Still, you are right that in some situations it may be ethical to kill someone to save other people’s lives. My point is that it will still be unwholesome because the law of kamma doesn’t care what your purpose was. You experience anger, greed or delusion? Boom! Next, please!
Yeah, the purity of your intention can mitigate the negative consequences, like weighing less can mitigate your pain when falling from a high tree - but it will still hurt a lot. Of course, any modern soldier who would refuse to fight not because of his cowardice but for ethical reasons, will mostly likely be tried and executed, but doing so will still be a more wholesome and even, if you want, nobler thing to do so - just as selfless as trying to save other people’s life. In fact, it would be in some respect an attempt to save people’s life no matter how bad they may be.
Anyway, Krishna does not say anything about anger, greed, delusion, he just says: ‘Oh come on, they are already just living corpses, just kill all them bad people.
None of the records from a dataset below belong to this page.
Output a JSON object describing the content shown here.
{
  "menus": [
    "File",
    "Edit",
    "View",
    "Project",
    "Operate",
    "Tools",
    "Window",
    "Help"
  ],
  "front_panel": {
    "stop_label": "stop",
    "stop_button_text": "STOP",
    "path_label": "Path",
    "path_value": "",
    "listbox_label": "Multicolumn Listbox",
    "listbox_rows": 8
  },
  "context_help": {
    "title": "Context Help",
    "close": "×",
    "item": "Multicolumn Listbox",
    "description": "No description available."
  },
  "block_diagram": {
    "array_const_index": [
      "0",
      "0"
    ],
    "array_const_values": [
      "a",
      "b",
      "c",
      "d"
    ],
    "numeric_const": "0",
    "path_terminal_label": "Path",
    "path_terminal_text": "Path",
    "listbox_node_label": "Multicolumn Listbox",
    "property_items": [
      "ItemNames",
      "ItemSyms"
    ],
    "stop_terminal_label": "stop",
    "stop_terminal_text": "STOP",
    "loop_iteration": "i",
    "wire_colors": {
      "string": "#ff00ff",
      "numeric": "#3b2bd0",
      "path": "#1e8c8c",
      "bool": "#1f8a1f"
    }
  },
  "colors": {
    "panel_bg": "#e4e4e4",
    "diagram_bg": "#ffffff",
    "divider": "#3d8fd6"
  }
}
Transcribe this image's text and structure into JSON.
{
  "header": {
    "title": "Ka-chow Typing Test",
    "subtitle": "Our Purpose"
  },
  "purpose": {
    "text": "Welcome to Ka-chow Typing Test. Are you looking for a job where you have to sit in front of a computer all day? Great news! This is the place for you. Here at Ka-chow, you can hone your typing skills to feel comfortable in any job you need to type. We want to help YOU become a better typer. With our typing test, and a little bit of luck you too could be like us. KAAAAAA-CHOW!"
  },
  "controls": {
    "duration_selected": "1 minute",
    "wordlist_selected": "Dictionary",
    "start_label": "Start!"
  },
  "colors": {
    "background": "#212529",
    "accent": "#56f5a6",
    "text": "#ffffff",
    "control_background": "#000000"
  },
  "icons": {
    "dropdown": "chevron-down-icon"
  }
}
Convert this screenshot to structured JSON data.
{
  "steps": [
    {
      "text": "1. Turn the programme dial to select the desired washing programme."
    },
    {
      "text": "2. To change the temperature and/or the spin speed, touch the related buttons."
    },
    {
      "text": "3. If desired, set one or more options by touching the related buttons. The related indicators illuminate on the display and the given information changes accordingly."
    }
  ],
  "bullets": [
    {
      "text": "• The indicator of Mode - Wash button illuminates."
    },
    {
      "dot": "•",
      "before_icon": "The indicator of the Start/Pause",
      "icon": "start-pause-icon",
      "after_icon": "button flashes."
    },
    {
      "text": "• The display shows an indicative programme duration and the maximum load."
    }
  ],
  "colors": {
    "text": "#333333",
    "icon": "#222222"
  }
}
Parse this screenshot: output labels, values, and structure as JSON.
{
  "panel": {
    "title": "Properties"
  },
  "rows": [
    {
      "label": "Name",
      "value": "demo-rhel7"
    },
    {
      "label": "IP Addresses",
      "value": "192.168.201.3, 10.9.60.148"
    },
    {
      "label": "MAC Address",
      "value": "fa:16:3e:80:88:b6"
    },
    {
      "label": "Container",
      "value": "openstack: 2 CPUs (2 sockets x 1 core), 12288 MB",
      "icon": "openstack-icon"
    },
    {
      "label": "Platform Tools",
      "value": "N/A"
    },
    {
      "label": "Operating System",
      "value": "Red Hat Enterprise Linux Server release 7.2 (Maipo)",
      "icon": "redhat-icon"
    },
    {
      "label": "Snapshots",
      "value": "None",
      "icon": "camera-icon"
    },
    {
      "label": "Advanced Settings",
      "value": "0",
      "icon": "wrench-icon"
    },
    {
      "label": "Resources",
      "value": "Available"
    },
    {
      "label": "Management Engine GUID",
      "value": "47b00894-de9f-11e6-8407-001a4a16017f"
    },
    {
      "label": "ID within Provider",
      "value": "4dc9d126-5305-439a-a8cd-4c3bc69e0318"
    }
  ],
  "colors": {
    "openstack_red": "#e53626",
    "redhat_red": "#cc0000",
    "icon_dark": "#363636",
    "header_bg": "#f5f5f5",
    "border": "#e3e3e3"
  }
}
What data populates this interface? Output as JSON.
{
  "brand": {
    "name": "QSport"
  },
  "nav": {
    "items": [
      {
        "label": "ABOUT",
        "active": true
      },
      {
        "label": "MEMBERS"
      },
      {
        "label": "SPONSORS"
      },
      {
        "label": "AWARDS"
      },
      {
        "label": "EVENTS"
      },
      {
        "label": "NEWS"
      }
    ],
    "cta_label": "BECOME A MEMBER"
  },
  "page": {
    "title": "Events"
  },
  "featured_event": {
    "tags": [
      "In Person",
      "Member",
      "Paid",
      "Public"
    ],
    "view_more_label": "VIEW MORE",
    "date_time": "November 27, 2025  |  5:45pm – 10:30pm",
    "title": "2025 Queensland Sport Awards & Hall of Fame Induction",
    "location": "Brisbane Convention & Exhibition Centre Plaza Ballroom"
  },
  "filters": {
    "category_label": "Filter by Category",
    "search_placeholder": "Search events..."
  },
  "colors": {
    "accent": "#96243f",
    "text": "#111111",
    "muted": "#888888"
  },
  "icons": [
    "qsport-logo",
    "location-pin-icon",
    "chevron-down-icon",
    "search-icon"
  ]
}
That’s your duty, otherwise people will laugh at you’. What Krishna does in Bhagavad Gita bears peculiar similarity to the rhetorics of the modern Islamic terrorists.
I mean, what is the difference between this and the rhetorics used by the Islamic fundamentalists? That is not to say that people worshipping or revering Krishna are equal to terrorists, that is not true, the overwhelming majority of them are nice and virtuous people, they don’t even think about killing anyone, just like the - admittedly, rather less overwhelming majority - of the Muslims doesn’t support ISIS. But I can see how it might take only a sleight of hand to make the ideas in the Bhagavad Gita to a dangerous, terrorist ideology, and maybe it has already been used in such a way.
the difference is profound, Islamic fundamentalists have political agenda of spreading Islam and subjugating or exterminating all infidels depending on the degree of their infidelity or willingness to submit, to which killing is simply a justified means, whereas Hinduism let alone the Krishna Bhakti movement has no such agenda
Arjuna found himself in a situation where he had to participate in a war, which was a honest face to face battle, and was reluctant to go ahead, he hadn’t sought to engage in a war
So Krishna offers him the best consolation possible in given circumstances where backing off from performance of one’s duty as a kshatriya isn’t permissible, a consolation based on vedantic philosophy
one may force the Bhagavad Gita’s narrative to underly a philosophy of a just war, but not terrorism